According to doctors, the infection is most often manifested by an increase in temperature and the appearance of a cough and a runny nose. However, in some cases, it can lead to respiratory distress, one of the types of respiratory failure, and bronchiolitis — a disease affecting the lower branches of the bronchi. The number of cases most often increases in winter, but there are already more such patients today than usual.
Doctors believe that the COVID-19 pandemic indirectly affected the increase in the number of RSV cases. Last winter, pediatricians almost did not detect those infected with the respiratory syncytial virus or even seasonal flu due to restrictions on the coronavirus, in particular the ban on mass events. However, after the easing of some measures, a continuous rise in the incidence began: since the end of March, it has been growing for 12 weeks in parallel with cases of the delta strain SARS-CoV-2.
The Children’s National Hospital, located in the U.S. capital, reported that according to statistics, there are twice as many patients with RSV-induced bronchiolitis in the intensive care unit as there are COVID-19 patients. In turn, pediatrician Dan Finkelstein from Capitol Medical Group noted that many parents have questions about the connection between the coronavirus and the respiratory syncytial virus. According to the doctor, RSV has not become more dangerous than it was before, but doctors now have to treat patients with both this virus and COVID-19.

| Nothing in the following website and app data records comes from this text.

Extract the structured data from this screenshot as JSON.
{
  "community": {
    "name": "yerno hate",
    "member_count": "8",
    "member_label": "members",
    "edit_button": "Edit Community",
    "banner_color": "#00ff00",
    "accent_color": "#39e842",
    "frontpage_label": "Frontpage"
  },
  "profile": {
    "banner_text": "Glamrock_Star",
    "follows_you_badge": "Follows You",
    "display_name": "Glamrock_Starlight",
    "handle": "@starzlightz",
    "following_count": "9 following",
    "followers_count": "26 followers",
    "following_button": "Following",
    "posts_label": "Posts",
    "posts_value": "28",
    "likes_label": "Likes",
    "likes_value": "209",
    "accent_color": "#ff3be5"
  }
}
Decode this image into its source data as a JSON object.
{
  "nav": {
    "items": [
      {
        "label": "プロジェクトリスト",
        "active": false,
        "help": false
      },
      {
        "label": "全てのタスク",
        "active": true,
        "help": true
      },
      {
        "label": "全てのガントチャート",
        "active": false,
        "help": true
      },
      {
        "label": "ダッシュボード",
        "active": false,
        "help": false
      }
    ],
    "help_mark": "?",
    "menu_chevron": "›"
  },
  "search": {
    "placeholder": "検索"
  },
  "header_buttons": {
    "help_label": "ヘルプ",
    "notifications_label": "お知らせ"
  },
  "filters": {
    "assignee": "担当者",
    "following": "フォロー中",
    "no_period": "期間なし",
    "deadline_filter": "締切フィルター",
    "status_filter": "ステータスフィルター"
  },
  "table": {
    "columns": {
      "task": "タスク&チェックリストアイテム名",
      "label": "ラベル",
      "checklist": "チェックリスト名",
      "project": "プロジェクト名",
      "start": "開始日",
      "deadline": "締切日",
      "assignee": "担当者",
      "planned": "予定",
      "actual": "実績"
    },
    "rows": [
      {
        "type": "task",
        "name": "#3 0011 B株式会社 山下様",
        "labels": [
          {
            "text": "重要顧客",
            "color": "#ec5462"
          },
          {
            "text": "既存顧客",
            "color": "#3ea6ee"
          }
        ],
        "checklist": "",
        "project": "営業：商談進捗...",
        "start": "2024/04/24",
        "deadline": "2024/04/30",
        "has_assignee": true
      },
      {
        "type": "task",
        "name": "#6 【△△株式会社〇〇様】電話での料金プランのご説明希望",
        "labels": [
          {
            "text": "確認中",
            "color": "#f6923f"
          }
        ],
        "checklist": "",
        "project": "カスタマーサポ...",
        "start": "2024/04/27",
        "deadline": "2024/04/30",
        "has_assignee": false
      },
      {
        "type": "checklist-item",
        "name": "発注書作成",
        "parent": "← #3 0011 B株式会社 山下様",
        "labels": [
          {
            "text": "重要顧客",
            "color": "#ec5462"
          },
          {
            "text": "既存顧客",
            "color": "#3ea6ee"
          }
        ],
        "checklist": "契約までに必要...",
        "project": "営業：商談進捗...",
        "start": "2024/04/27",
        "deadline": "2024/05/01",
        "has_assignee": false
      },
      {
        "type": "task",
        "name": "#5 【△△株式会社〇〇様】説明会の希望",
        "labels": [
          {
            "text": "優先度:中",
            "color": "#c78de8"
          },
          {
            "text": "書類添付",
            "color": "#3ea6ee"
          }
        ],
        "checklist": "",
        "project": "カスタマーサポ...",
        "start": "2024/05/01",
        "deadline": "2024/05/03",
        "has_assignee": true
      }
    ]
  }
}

According to the U.S. Centers for Disease Control and Prevention, RSV is the most common cause of pneumonia in children under one-year-old. When the infection penetrates deep into the lungs, patients often experience breathing difficulties and may need hospitalization and an oxygen mask.